More than Moody Blues
Online shopping is by now a staple for most of us, even if only during the crazy holiday season. But the web shopping environment is often barely better than the big box mall and its giant parking pad. Now, with the Cloth & Goods webshop open for business, the online shopping experience has improved.
Melissa Newirth’s new website shop is lovely, informative, and easy to use. Better yet, her stock of home décor and goods, from pottery to paper plates (the most elegant you’ve every seen) is unusual and delightful, eclectic yet coherent, highly curated yet far from precious. The collection, appealing as it is to websurf around, is even more appealing in person. Living in Portland, we have the option for experiencing Cloth & Goods in the real, touchable world as well.
The brick and mortar location of Cloth & Goods is the Paramount Building at NW 19th and NW Lovejoy. (At Home has visited the recently restored 1920s Spanish style building before, checking out two of Melissa’s cohorts, Loot and Filling Spaces.) The building and its neighbors are steadily becoming the charmingly welcoming center of Portland’s unofficial design district northwest.
Cloth & Goods’ two shopping environments complement each other well. The online shop is easy to browse (see the Gallery page, for instance) and filled with interesting details about fabrics, sources and artisans from England to Africa to Japan to New Mexico.
The physical shop rounds out the cyber store concisely. It’s a lofty, light, warmly white space that perfectly sets off Newirth’s picks of textiles, tableware and assorted other items (the simplest, loveliest leather envelope bags, for example; delicate indigo-dyed handwoven bast fiber table runners).
Newirth is a longtime photo stylist of interiors for retailers and designers, so it’s no wonder she’s made the most of the small, spare shop. It’s her studio and workspace for design projects of all kinds. The common theme of the collection and her work is her unerring eye for organic, uncluttered color, pattern and texture.
Most of the cloth and goods reside amicably in the indigo, black and brown color family. A Japanese pillow is clad in vintage sake-filtering fabric, a sturdy but soft material that has stood the test of time and aged into a soft brown. Other vintage Japanese fabrics are “boro-patched” in the frugal folk tradition of continuing to use old pieces even when they grew frayed.
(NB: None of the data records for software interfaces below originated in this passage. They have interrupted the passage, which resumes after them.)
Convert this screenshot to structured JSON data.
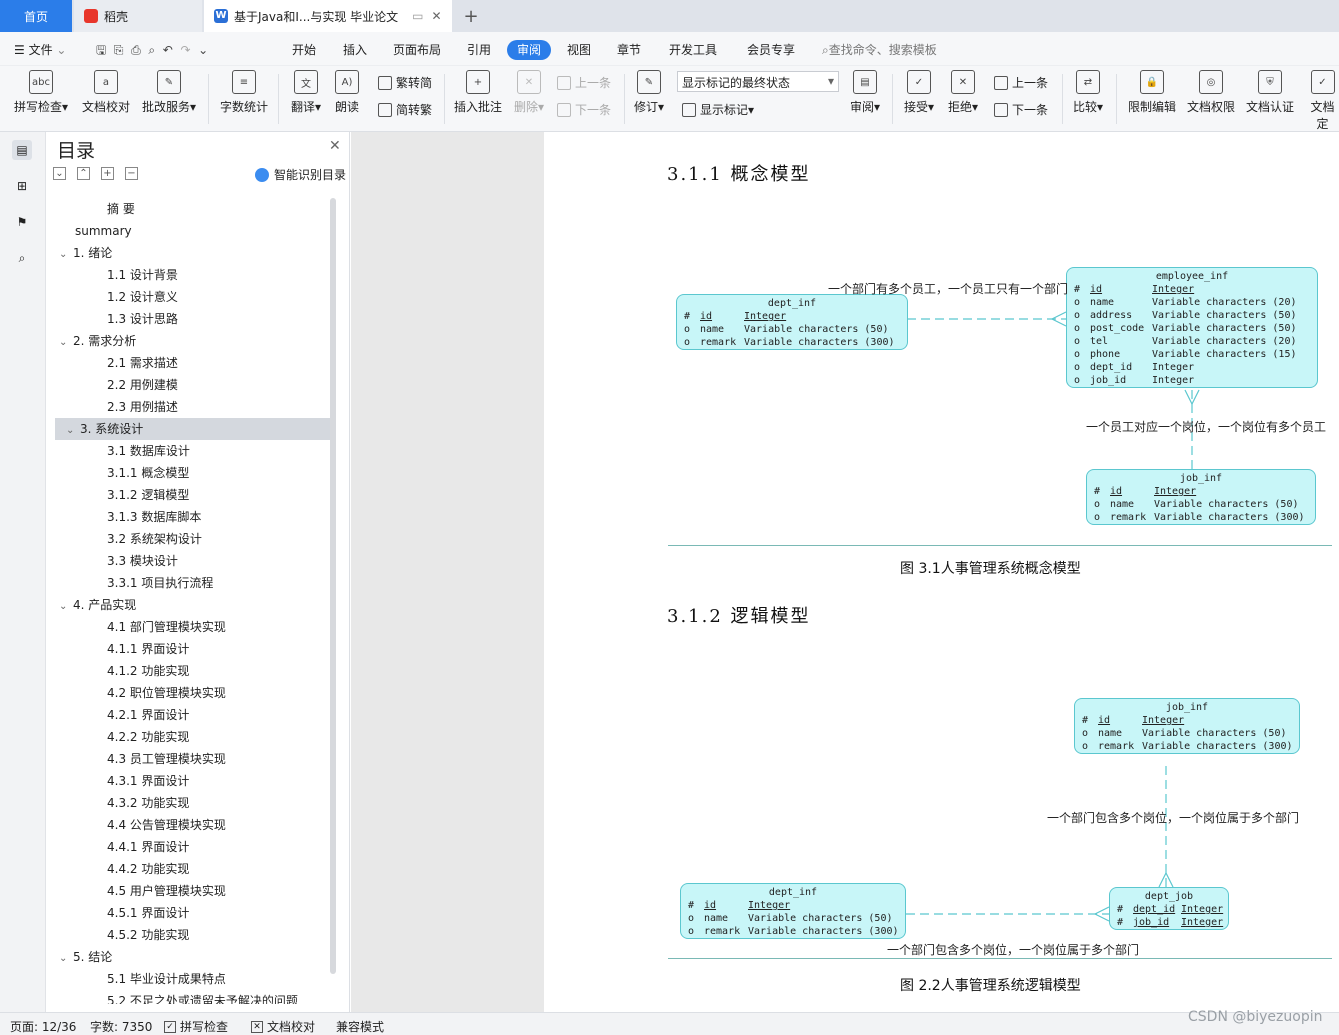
{
  "tabs": {
    "home": "首页",
    "daoke": "稻壳",
    "doc": "基于Java和I...与实现 毕业论文",
    "plus": "+"
  },
  "menu": {
    "file": "文件",
    "items": [
      "开始",
      "插入",
      "页面布局",
      "引用",
      "审阅",
      "视图",
      "章节",
      "开发工具",
      "会员专享"
    ],
    "search": "查找命令、搜索模板"
  },
  "ribbon": {
    "spellcheck": "拼写检查",
    "doc_check": "文档校对",
    "batch": "批改服务",
    "word_count": "字数统计",
    "translate": "翻译",
    "read_aloud": "朗读",
    "fan_to_jian": "繁转简",
    "jian_to_fan": "简转繁",
    "insert_comment": "插入批注",
    "delete": "删除",
    "prev": "上一条",
    "next": "下一条",
    "revise": "修订",
    "markup_state": "显示标记的最终状态",
    "show_markup": "显示标记",
    "review": "审阅",
    "accept": "接受",
    "reject": "拒绝",
    "prev2": "上一条",
    "next2": "下一条",
    "compare": "比较",
    "restrict": "限制编辑",
    "perm": "文档权限",
    "auth": "文档认证",
    "more": "文档定"
  },
  "toc": {
    "title": "目录",
    "smart": "智能识别目录",
    "items": [
      {
        "label": "摘 要",
        "level": "center"
      },
      {
        "label": "summary",
        "level": 0
      },
      {
        "label": "1.   绪论",
        "level": 0,
        "chev": "v"
      },
      {
        "label": "1.1 设计背景",
        "level": 2
      },
      {
        "label": "1.2 设计意义",
        "level": 2
      },
      {
        "label": "1.3 设计思路",
        "level": 2
      },
      {
        "label": "2. 需求分析",
        "level": 0,
        "chev": "v"
      },
      {
        "label": "2.1 需求描述",
        "level": 2
      },
      {
        "label": "2.2 用例建模",
        "level": 2
      },
      {
        "label": "2.3 用例描述",
        "level": 2
      },
      {
        "label": "3. 系统设计",
        "level": 0,
        "chev": "v",
        "selected": true
      },
      {
        "label": "3.1 数据库设计",
        "level": 2
      },
      {
        "label": "3.1.1 概念模型",
        "level": 2
      },
      {
        "label": "3.1.2 逻辑模型",
        "level": 2
      },
      {
        "label": "3.1.3 数据库脚本",
        "level": 2
      },
      {
        "label": "3.2 系统架构设计",
        "level": 2
      },
      {
        "label": "3.3 模块设计",
        "level": 2
      },
      {
        "label": "3.3.1 项目执行流程",
        "level": 2
      },
      {
        "label": "4. 产品实现",
        "level": 0,
        "chev": "v"
      },
      {
        "label": "4.1 部门管理模块实现",
        "level": 2
      },
      {
        "label": "4.1.1 界面设计",
        "level": 2
      },
      {
        "label": "4.1.2 功能实现",
        "level": 2
      },
      {
        "label": "4.2 职位管理模块实现",
        "level": 2
      },
      {
        "label": "4.2.1 界面设计",
        "level": 2
      },
      {
        "label": "4.2.2 功能实现",
        "level": 2
      },
      {
        "label": "4.3 员工管理模块实现",
        "level": 2
      },
      {
        "label": "4.3.1 界面设计",
        "level": 2
      },
      {
        "label": "4.3.2 功能实现",
        "level": 2
      },
      {
        "label": "4.4 公告管理模块实现",
        "level": 2
      },
      {
        "label": "4.4.1 界面设计",
        "level": 2
      },
      {
        "label": "4.4.2 功能实现",
        "level": 2
      },
      {
        "label": "4.5 用户管理模块实现",
        "level": 2
      },
      {
        "label": "4.5.1 界面设计",
        "level": 2
      },
      {
        "label": "4.5.2 功能实现",
        "level": 2
      },
      {
        "label": "5. 结论",
        "level": 0,
        "chev": "v"
      },
      {
        "label": "5.1 毕业设计成果特点",
        "level": 2
      },
      {
        "label": "5.2 不足之处或遗留未予解决的问题",
        "level": 2
      }
    ]
  },
  "doc": {
    "h1": "3.1.1 概念模型",
    "h2": "3.1.2 逻辑模型",
    "cap1": "图 3.1人事管理系统概念模型",
    "cap2": "图 2.2人事管理系统逻辑模型",
    "d1": {
      "dept": {
        "name": "dept_inf",
        "rows": [
          [
            "#",
            "id",
            "Integer",
            true
          ],
          [
            "o",
            "name",
            "Variable characters (50)",
            false
          ],
          [
            "o",
            "remark",
            "Variable characters (300)",
            false
          ]
        ]
      },
      "emp": {
        "name": "employee_inf",
        "rows": [
          [
            "#",
            "id",
            "Integer",
            true
          ],
          [
            "o",
            "name",
            "Variable characters (20)",
            false
          ],
          [
            "o",
            "address",
            "Variable characters (50)",
            false
          ],
          [
            "o",
            "post_code",
            "Variable characters (50)",
            false
          ],
          [
            "o",
            "tel",
            "Variable characters (20)",
            false
          ],
          [
            "o",
            "phone",
            "Variable characters (15)",
            false
          ],
          [
            "o",
            "dept_id",
            "Integer",
            false
          ],
          [
            "o",
            "job_id",
            "Integer",
            false
          ]
        ]
      },
      "job": {
        "name": "job_inf",
        "rows": [
          [
            "#",
            "id",
            "Integer",
            true
          ],
          [
            "o",
            "name",
            "Variable characters (50)",
            false
          ],
          [
            "o",
            "remark",
            "Variable characters (300)",
            false
          ]
        ]
      },
      "rel1": "一个部门有多个员工，一个员工只有一个部门",
      "rel2": "一个员工对应一个岗位，一个岗位有多个员工"
    },
    "d2": {
      "job": {
        "name": "job_inf",
        "rows": [
          [
            "#",
            "id",
            "Integer",
            true
          ],
          [
            "o",
            "name",
            "Variable characters (50)",
            false
          ],
          [
            "o",
            "remark",
            "Variable characters (300)",
            false
          ]
        ]
      },
      "dept": {
        "name": "dept_inf",
        "rows": [
          [
            "#",
            "id",
            "Integer",
            true
          ],
          [
            "o",
            "name",
            "Variable characters (50)",
            false
          ],
          [
            "o",
            "remark",
            "Variable characters (300)",
            false
          ]
        ]
      },
      "djob": {
        "name": "dept_job",
        "rows": [
          [
            "#",
            "dept_id",
            "Integer",
            true
          ],
          [
            "#",
            "job_id",
            "Integer",
            true
          ]
        ]
      },
      "rel1": "一个部门包含多个岗位，一个岗位属于多个部门",
      "rel2": "一个部门包含多个岗位，一个岗位属于多个部门"
    }
  },
  "status": {
    "page": "页面: 12/36",
    "words": "字数: 7350",
    "spell": "拼写检查",
    "check": "文档校对",
    "compat": "兼容模式"
  },
  "watermark": "CSDN @biyezuopin"
}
Who knew late 19th and early 20th century Japanese folks were such models of modern sustainability?
About her business, Newirth explains that she, like most of the other (mostly women) entrepreneurs in the Paramount Building, didn’t want to rely on a retail foot traffic-oriented bricks and mortar store (“Nobody here wants to sit in a shop all day long.”). But the 21st century combination of cyberspace shop and restored stucco and concrete storefront provide just the right digital/physical hybrid.
Cloth & Goods is a fine discovery in NW Portland, all the better for being accessible to those poor souls not lucky enough to live in Puddletown.
Cloth and Goods
915 NW 19th Avenue.
Studio E (in the courtyard)
Portland, OR 97209